Leaders looking for self-improvement would do themselves a big favor by reading Hit Refresh. The book details Microsoft’s CEO, Satya Nadella, life as a boy in India who went on to head the most impactful changes in the modern era. It also details Microsoft’s transformation from the perspective of someone who was inside at the time. Nadella’s reflections, recommendations, and meditations are all excellent for leaders looking for guidance. Nadella summarizes this by expressing that ideas excite him while empathy grounds and centers him.
9. Technology Made Simple for the Technical Recruiter (Obi Ogbanufe)
Technology Made Simple for the Technical Recruiter is the perfect manual for budding technical recruiters looking for guidance. No matter how technology-savvy a person thinks they are, there’s always a new technology that can make a person feel like they’re out of their league. This book acts as a technical skill primer for recruiters. It contains fancy big data lingo, network vocabulary, tech acronyms, sample questions, and much more. Ogbanufe has managed to convey his message through simplicity and precision.
10. Belonging at Work: Everyday Actions You Can Take to Cultivate an Inclusive Organization (Rhodes Perry, MPA)
Success consists of many factors. Feeling included is an important yet often overlooked one. Many professionals have failed to live up to their full potential because of a disconnect they felt between their identity and the company they work for. Part of a human resource professional’s job is to make sure that all employees feel like they are a part of the company culture.
Perry’s book contains the knowledge that leaders need to feel empowered and that the agents need for a change. The book also highlights what belonging means in an organization as well as why it’s important to belong for the future of work. Belonging at Work is an excellent read that’s essential for anyone looking for success.
11. High Potential: How to Spot, Manage, and Develop Talented People at Work (Ian MacRae, Adrian Furnham, and Martin Reed)
Hiring talented people isn’t the end of the road when it comes to human resource. In fact, recruiting top talent is a waste of time as well as money when a firm isn’t investing resources into keeping those talented people in the organization. The book High Potential is geared towards cracking this problem. Understanding potential as well as how to ensure employees with the most potential are happy in their positions is another area the book tackles. The book also includes case studies as well as real-life examples that organizations can relate to.
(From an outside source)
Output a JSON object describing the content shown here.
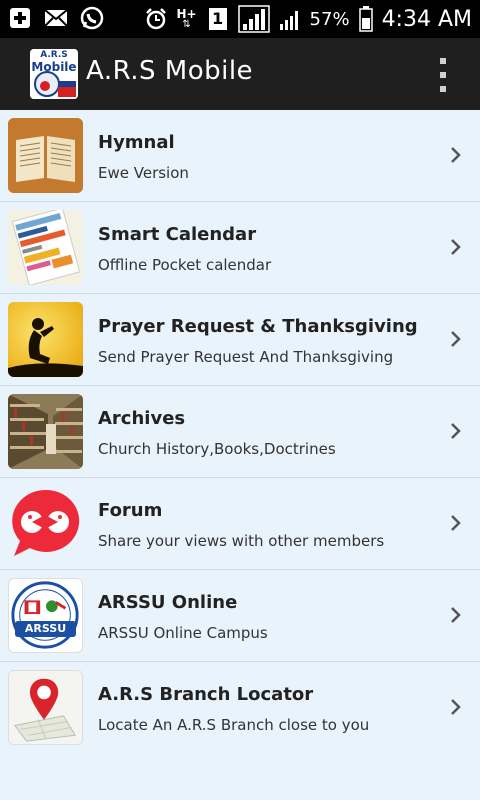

12. Feedback (and Other Dirty Words): Why We Fear It, How to Fix It (M. Tamra Chandler and Laura Dowling Grealish)
Part of a human resource professionals’ job is to help employees and teams improve by facilitating feedback. Making feedback productive and empowering instead of intimidating is the way that excellent human resource professionals operate. The book talks about the bad reputation that feedback currently suffers from and educates readers on good practices to reduce negative responses from difficult communication. There is a great emphasis on the three Fs- Fair, Frequent, and Focused, to encourage feedback.
The books mentioned above are the cream of the crop for human resource professionals in 2020. While there are other books out there, these books are a great place to start. All of these books have been mentioned in this list because they cover a wide variety of important and unignorable topics in human resource management. This means that you can read these books in any order you see fit.
If books aren’t your style and you’d rather approach human resource management with a hands-on approach, check out TalenX. It is a data analytics platform that’s committed to helping companies hire as well as grow high potential talent. The platform provides talent acquisition (predictive hiring, diversity, campus recruitment) and talent management (workforce planning and training & development) solutions because the creators believe that all companies, regardless of their size, should benefit from psychological sciences in their hiring and talent retention process.